They will put you out of the synagogues . . .
Augustine, Tr, 93, 2 continued: But what harm was it that the Apostles should be put out of the Synagogues of the Jews; for were they not about to cut themselves off from them even if no one should put them out of them? But by this He wished to warn them that the Jews would not receive Christ, Whom they themselves would not abandon. For as there was no other people of God than this seed of Abraham, if they should acknowledge Christ, we should not have here the Churches of Christ, there the Synagogues of the Jews. But since they would not, what is left but that continuing apart from Christ they should put out of the Synagogues those who would not abandon Christ?
And then, after He had said this to them, He added: Yea, the hour cometh, that whosoever killeth you, will think that he doth a service to God. These words He added as though to console those who would be driven out from the Synagogues. Would it be that this sundering from the Synagogues would so trouble them that they would prefer to die rather than linger on in this life outside the congregations of the Jews? Be it far from us to think they should be so troubled who sought, not the glory of men, but the glory of God. This then is the meaning of the words, They will put you out of the Synagogues: Have no fear of this isolation. Though cut off from their congregations, you shall bring together so many in My Name, that they, in fear lest the Temple and the mysteries of the Old Law be forsaken, shall kill you, and think that in doing so they render a service to God; having a zeal for God, but not according to knowledge (Rom. x. 2).
Chrysostom: Then He added for their consolation:
And these things will they do to you; because they have not known the Father, nor me ...
As if to say: For your consolation it is enough that you suffer these things for My Father and Me.
Augustine, Tr. 93: Lest however these evils, which were however speedily to pass away, should come of a sudden upon souls which were unaware and unprepared, He for this reason foretells them when He goes on to say:
But these things I have told you, that when the hour cometh . . .
Augustine, Tr. 94 in John: But the other three Evangelists show that He foretold these things before the time of the Supper; whereas, according to John, it was when this was over that He spoke of them. Perhaps the question is answered in this way: that they also relate that He was close to His Passion when He spoke of these things. Not, therefore, from the beginning, when He was with them. But Matthew records that these things were foretold, not alone on the eve of the Passion, but from the beginning (Mt. x. 17).

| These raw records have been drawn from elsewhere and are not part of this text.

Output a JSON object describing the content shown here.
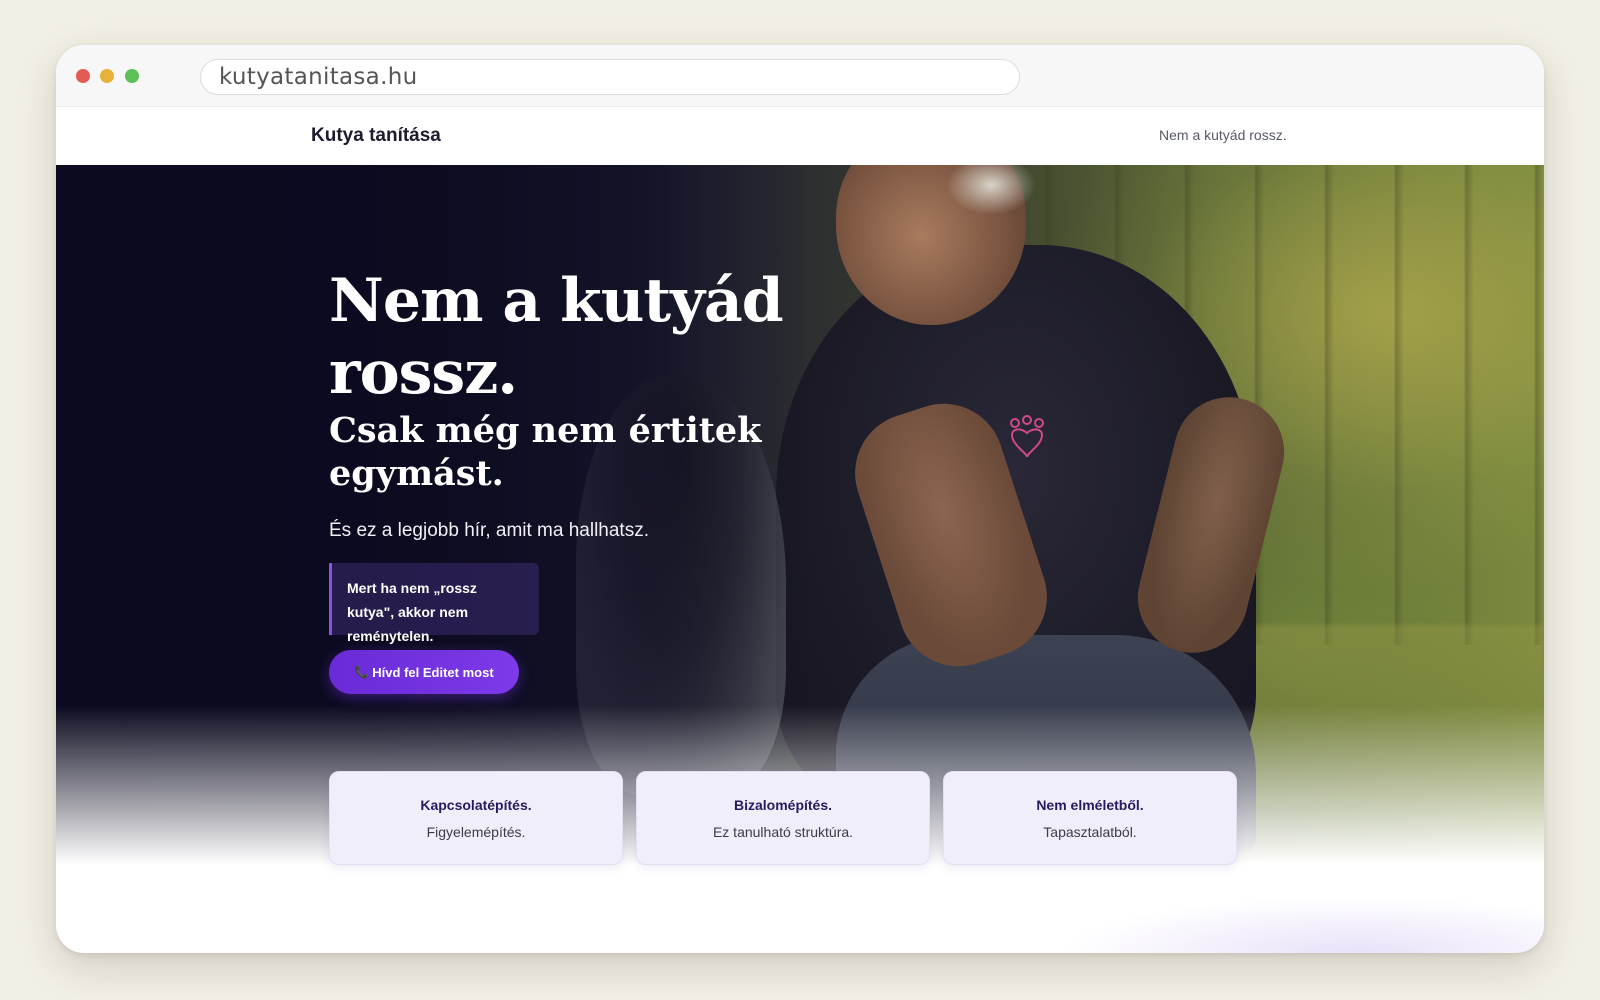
{
  "browser": {
    "url": "kutyatanitasa.hu"
  },
  "nav": {
    "brand": "Kutya tanítása",
    "tagline_link": "Nem a kutyád rossz."
  },
  "hero": {
    "headline": "Nem a kutyád rossz.",
    "subheadline": "Csak még nem értitek egymást.",
    "lede": "És ez a legjobb hír, amit ma hallhatsz.",
    "quote": "Mert ha nem „rossz kutya\", akkor nem reménytelen.",
    "cta_icon": "phone-icon",
    "cta_label": "Hívd fel Editet most"
  },
  "features": [
    {
      "title": "Kapcsolatépítés.",
      "text": "Figyelemépítés."
    },
    {
      "title": "Bizalomépítés.",
      "text": "Ez tanulható struktúra."
    },
    {
      "title": "Nem elméletből.",
      "text": "Tapasztalatból."
    }
  ],
  "colors": {
    "accent": "#7d3ae8",
    "card_bg": "#f1eefb",
    "hero_dark": "#0b0a1f",
    "card_title": "#2a1960"
  }
}
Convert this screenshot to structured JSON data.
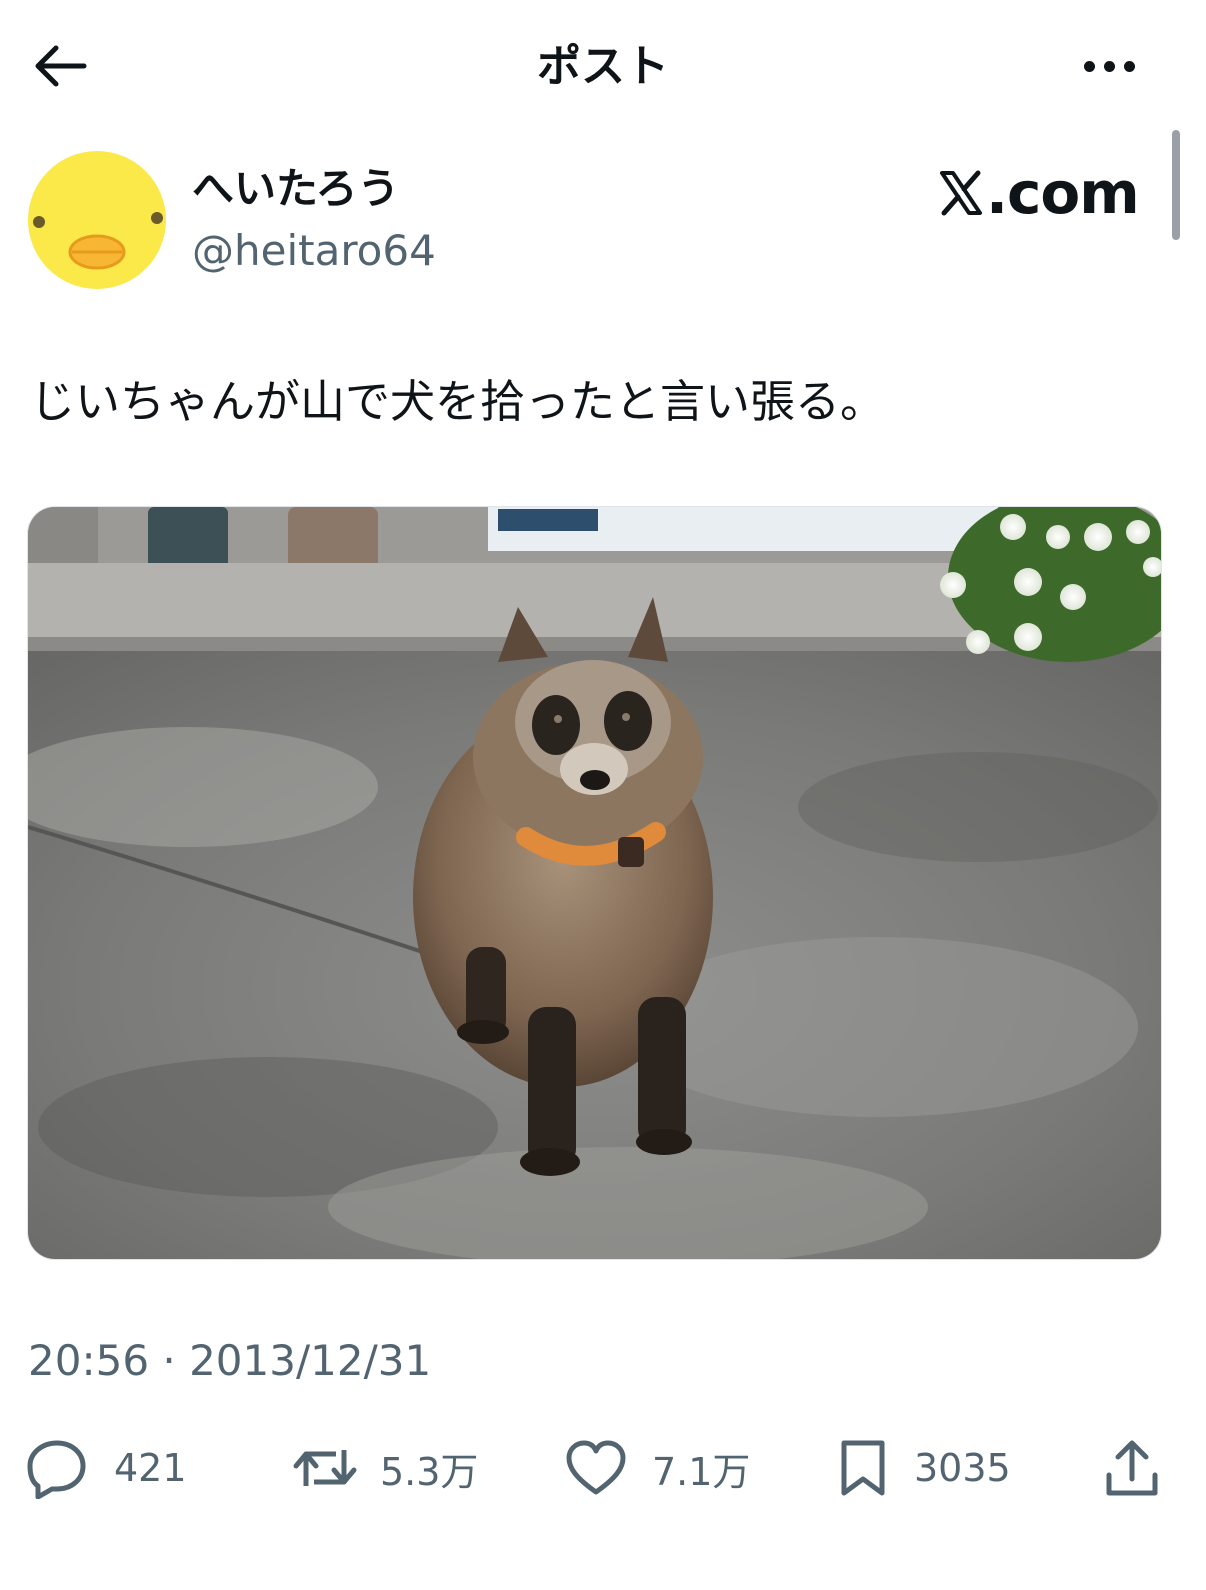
{
  "header": {
    "title": "ポスト"
  },
  "author": {
    "display_name": "へいたろう",
    "handle": "@heitaro64",
    "avatar_color": "#fbe94a"
  },
  "site": {
    "label": ".com"
  },
  "post": {
    "text": "じいちゃんが山で犬を拾ったと言い張る。",
    "photo_subject": "raccoon-dog-with-orange-collar"
  },
  "meta": {
    "timestamp": "20:56 · 2013/12/31"
  },
  "actions": {
    "replies": "421",
    "reposts": "5.3万",
    "likes": "7.1万",
    "bookmarks": "3035"
  },
  "colors": {
    "text_primary": "#0f1419",
    "text_secondary": "#536471"
  },
  "icons": [
    "back-arrow-icon",
    "more-icon",
    "x-logo-icon",
    "reply-icon",
    "repost-icon",
    "like-icon",
    "bookmark-icon",
    "share-icon"
  ]
}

.........But now that He was about to leave them, it was necessary that He should tell them that He was to come by Whose means it would be that charity would be poured out into their hearts, and they would with confidence preach the Word of God.